4. LAUGHING.  I’m going to put this twice because I want to.  First, let’s talk about the physical act of laughing.  Laughing is completely satisfying.  It’s cathartic, it lightens everything, it makes you feel like you got a good ab workout in, etc..  When I heard about laugh therapy, I began a habit of taking a few minutes when I’m alone (I would suggest doing the same :)) and laughing.  This means fake laughing until something real comes along.  It’s actually really fun and silly and stupid, and who doesn’t like that combination.  Quiet down, robots.

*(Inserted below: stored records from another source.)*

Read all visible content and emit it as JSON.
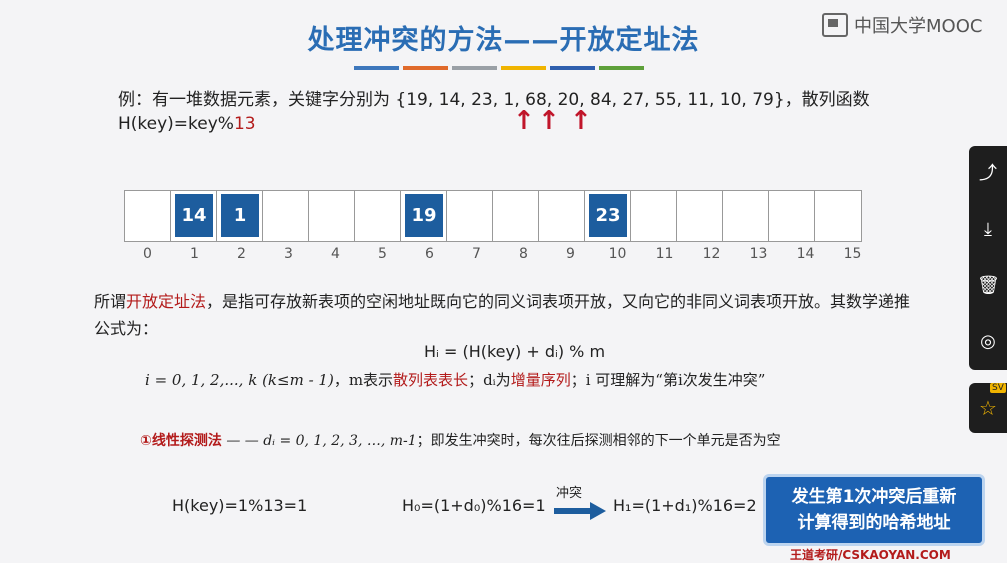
{
  "title": "处理冲突的方法——开放定址法",
  "logo_text": "中国大学MOOC",
  "color_bars": [
    "#3d77bc",
    "#e06a2b",
    "#9aa0a6",
    "#f0b400",
    "#2f5fae",
    "#5ea03a"
  ],
  "example": {
    "line1": "例：有一堆数据元素，关键字分别为 {19, 14, 23, 1, 68, 20, 84, 27, 55, 11, 10, 79}，散列函数",
    "line2_prefix": "H(key)=key%",
    "line2_mod": "13"
  },
  "table": {
    "cells": [
      "",
      "14",
      "1",
      "",
      "",
      "",
      "19",
      "",
      "",
      "",
      "23",
      "",
      "",
      "",
      "",
      ""
    ],
    "indices": [
      "0",
      "1",
      "2",
      "3",
      "4",
      "5",
      "6",
      "7",
      "8",
      "9",
      "10",
      "11",
      "12",
      "13",
      "14",
      "15"
    ]
  },
  "description": {
    "pre": "所谓",
    "term": "开放定址法",
    "post": "，是指可存放新表项的空闲地址既向它的同义词表项开放，又向它的非同义词表项开放。其数学递推公式为："
  },
  "formula_hi": "Hᵢ = (H(key) + dᵢ) % m",
  "formula_params": {
    "range": "i = 0, 1, 2,..., k  (k≤m - 1)",
    "m_pre": "，m表示",
    "m_term": "散列表表长",
    "d_pre": "；dᵢ为",
    "d_term": "增量序列",
    "i_text": "；i 可理解为“第i次发生冲突”"
  },
  "linear_probe": {
    "label": "①线性探测法",
    "formula": "— — dᵢ = 0, 1, 2, 3, …, m-1",
    "desc": "；即发生冲突时，每次往后探测相邻的下一个单元是否为空"
  },
  "computation": {
    "eq1": "H(key)=1%13=1",
    "eq2": "H₀=(1+d₀)%16=1",
    "conflict_label": "冲突",
    "eq3": "H₁=(1+d₁)%16=2"
  },
  "callout": {
    "line1": "发生第1次冲突后重新",
    "line2": "计算得到的哈希地址"
  },
  "footer": "王道考研/CSKAOYAN.COM",
  "sidebar_icons": [
    "share-icon",
    "download-icon",
    "delete-icon",
    "view-icon",
    "pin-icon"
  ],
  "sidebar_badge": "SV"
}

5. LAUGHTER.  More abstractly, it feels good to be able to laugh at myself.  I do a lot of dumb stuff.  The person who stupidly cut you off in traffic or stood in the middle of the hallway doing nothing but unknowingly blocking your way or even the idiot who forgot to return a movie for a month and now owes twice the movie’s retail value? Those people are probably all me.  I don’t mean to do any of this, and it’s pretty easy to get angry at myself for being dumb.  But, I try, and I’m so happy when I succeed, to just laugh about it.  It’s harder with the traffic, but the hallway thing, that’s how I make a work buddy!  One that hates me to begin with, but hey, I’ll win them over.

These moments are affectionately referred to as “Bridget Jones” moments in the Miller household (possibly only by me). An example? I ordered a coffee named, “The Annihilator” this morning, and no joke, I said, “May I please have The Ann-hil… um the- this one,” having to resort to pointing after I botched the pronunciation of a simple word.  The barista helped me out; I explained that I can’t read, a joke that I gave a little to dryly, and now will never go to that coffee shop again for fear he will give me a pack of Biscuit books.  But the really special part, was how I laughed for five minutes afterwards about it.  I know I’m not actually dumb, I hope.  No, I’m not a genius, but hey, I like that I’m not.  I’m happy with that.  I played a spelling board game once, and one of my friends said that it was sad I couldn’t spell an “easy” word since I want to be a writer.  Well, guess what, I’ve never been good at spelling even though I read and write a lot, so give it a break.  Give yourself a break.  I’ll give you a break.  I want a kit-kat.  This is getting off topic.  The point is, laughing at yourself is a relief, and it’s one that I hope to share, not in a cruel way, but with compassion, to everyone I meet.  We’re going to mess up, and it’s okay.  It’s okay to be you, even if you’re a decently smart, bad spelling, peanut butter loving laugher like me, and it’s okay if you’re not any of those things.  I’m glad I’m me, and I’m glad you’re you, and I’m glad to have little moments of satisfaction for us all to enjoy.

Image
sometimes winning a matrix competition is as satisfying as it gets